Her withdrawal is not so shocking, especially when you start to imagine the hurricane of emotions athletes like Biles must go through on a daily basis, with all the pressure they face and the fear of letting their whole nation down in case they don’t win (which is never guaranteed in sport). This inflicts a massive blow to the athlete’s self confidence and self esteem.
Biles’ withdrawal came as a wake-up call for all of us and inspired honest conversations that needed to take place years ago. And even though international athletes have grown accustomed to receiving and professionally handling critical comments and judgment, they’re still struggling behind the scenes.
Todd Herman, who coaches and mentors elite pro athletes, writer and public speaker on the topics of performance, strategy, mindset, and execution has discussed the matter in greater detail, referring to the Olympics as a mental health nightmare for those partaking in it. He even described the Olympic event as a “microcosm of society”.
Those athletes we see on our screens and look at with so much admiration are only humans who feel defeated and experience burnout like any of us. And when they see the whole world – not just the judges – holding scorecards, they start to link those scores to their perceived worth. Social media has been taking a rather negative direction over the past few years. And when it comes to Olympic athletes, they do not just receive comments about their athletic performances, but also receive vicious and hateful personal attacks. There only seem to be two labels that Olympic athletes fall under, either successful and failures, which is why it is no surprise that Herman has been receiving many messages from coaches and athletes seeking help at the Olympics.
Bringing mental health into the foreground, Olympic athletes have it hard enough without the additional uncalled-for stress driven by people’s scrutiny and cyberbullying.

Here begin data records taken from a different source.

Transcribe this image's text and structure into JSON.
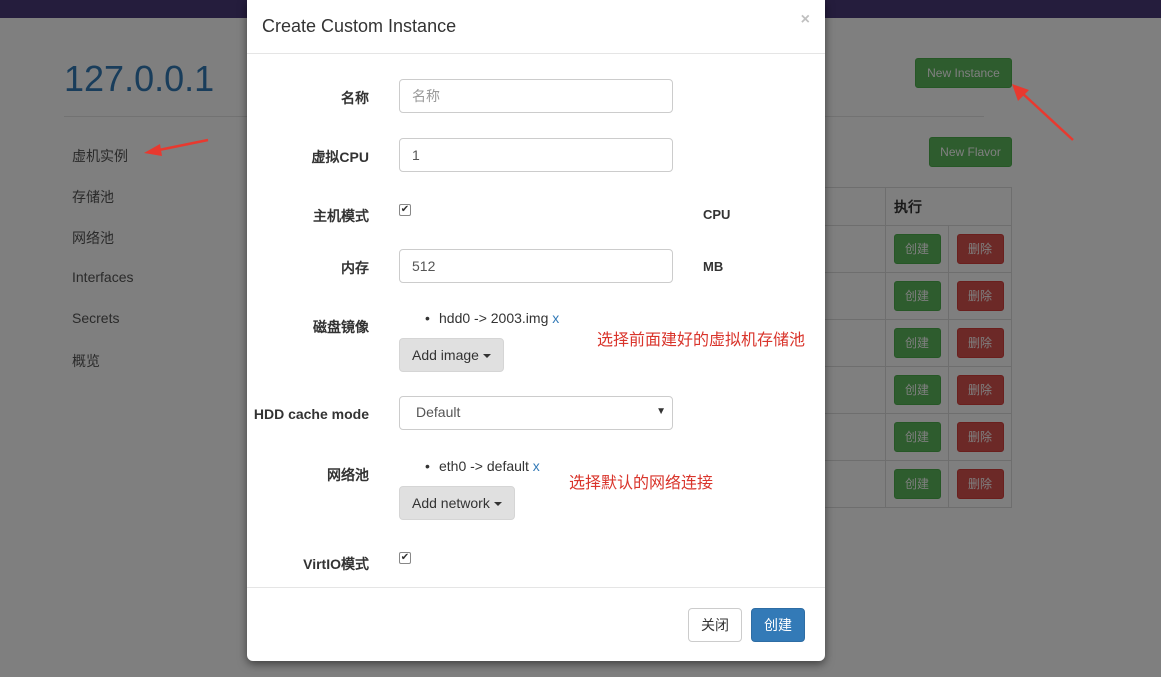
{
  "background": {
    "host_title": "127.0.0.1",
    "sidebar": {
      "items": [
        "虚机实例",
        "存储池",
        "网络池",
        "Interfaces",
        "Secrets",
        "概览"
      ]
    },
    "new_instance_label": "New Instance",
    "new_flavor_label": "New Flavor",
    "table": {
      "action_header": "执行",
      "rows": [
        {
          "create": "创建",
          "delete": "删除"
        },
        {
          "create": "创建",
          "delete": "删除"
        },
        {
          "create": "创建",
          "delete": "删除"
        },
        {
          "create": "创建",
          "delete": "删除"
        },
        {
          "create": "创建",
          "delete": "删除"
        },
        {
          "create": "创建",
          "delete": "删除"
        }
      ]
    }
  },
  "modal": {
    "title": "Create Custom Instance",
    "close_symbol": "×",
    "fields": {
      "name": {
        "label": "名称",
        "value": "",
        "placeholder": "名称"
      },
      "vcpu": {
        "label": "虚拟CPU",
        "value": "1"
      },
      "host_model": {
        "label": "主机模式",
        "checked": true,
        "unit": "CPU"
      },
      "memory": {
        "label": "内存",
        "value": "512",
        "unit": "MB"
      },
      "disk_image": {
        "label": "磁盘镜像",
        "item_text": "hdd0 -> 2003.img",
        "remove_symbol": "x",
        "add_label": "Add image"
      },
      "cache_mode": {
        "label": "HDD cache mode",
        "selected": "Default"
      },
      "network": {
        "label": "网络池",
        "item_text": "eth0 -> default",
        "remove_symbol": "x",
        "add_label": "Add network"
      },
      "virtio": {
        "label": "VirtIO模式",
        "checked": true
      }
    },
    "footer": {
      "close_label": "关闭",
      "create_label": "创建"
    }
  },
  "annotations": {
    "disk_note": "选择前面建好的虚拟机存储池",
    "network_note": "选择默认的网络连接"
  },
  "colors": {
    "navbar": "#4b3b7a",
    "primary": "#337ab7",
    "success": "#5cb85c",
    "danger": "#d9534f",
    "annotation_red": "#d9342b"
  }
}
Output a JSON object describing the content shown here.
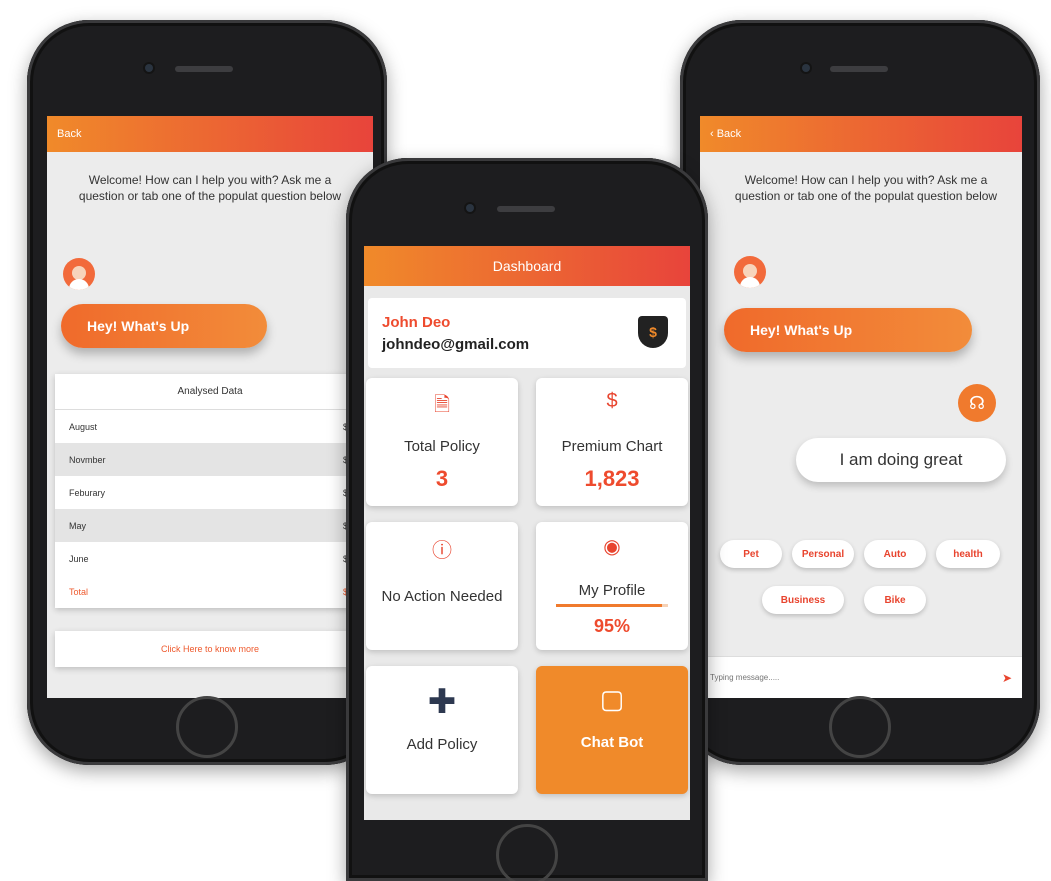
{
  "left": {
    "back_label": "Back",
    "welcome": "Welcome! How can I help you with? Ask me a question or tab one of the populat question below",
    "bubble": "Hey! What's Up",
    "table_title": "Analysed Data",
    "rows": [
      {
        "label": "August",
        "value": "$0"
      },
      {
        "label": "Novmber",
        "value": "$0"
      },
      {
        "label": "Feburary",
        "value": "$0"
      },
      {
        "label": "May",
        "value": "$0"
      },
      {
        "label": "June",
        "value": "$0"
      }
    ],
    "total": {
      "label": "Total",
      "value": "$0"
    },
    "cta": "Click Here to know more"
  },
  "center": {
    "title": "Dashboard",
    "name": "John Deo",
    "email": "johndeo@gmail.com",
    "tiles": {
      "total_policy": {
        "label": "Total Policy",
        "value": "3"
      },
      "premium_chart": {
        "label": "Premium Chart",
        "value": "1,823"
      },
      "no_action": {
        "label": "No Action Needed"
      },
      "my_profile": {
        "label": "My Profile",
        "value": "95%",
        "progress": 0.95
      },
      "add_policy": {
        "label": "Add Policy"
      },
      "chat_bot": {
        "label": "Chat Bot"
      }
    }
  },
  "right": {
    "back_label": "‹ Back",
    "welcome": "Welcome! How can I help you with? Ask me a question or tab one of the populat question below",
    "bubble": "Hey! What's Up",
    "reply": "I am doing great",
    "chips": [
      "Pet",
      "Personal",
      "Auto",
      "health",
      "Business",
      "Bike"
    ],
    "input_placeholder": "Typing message....."
  },
  "colors": {
    "accent": "#f08a2a",
    "accent_red": "#e8443b"
  }
}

It’s of great significance that we increase awareness about the power of words and understand that only the best of the best get to participate in the Olympics and their efforts demand respect regardless of their competitive outcome.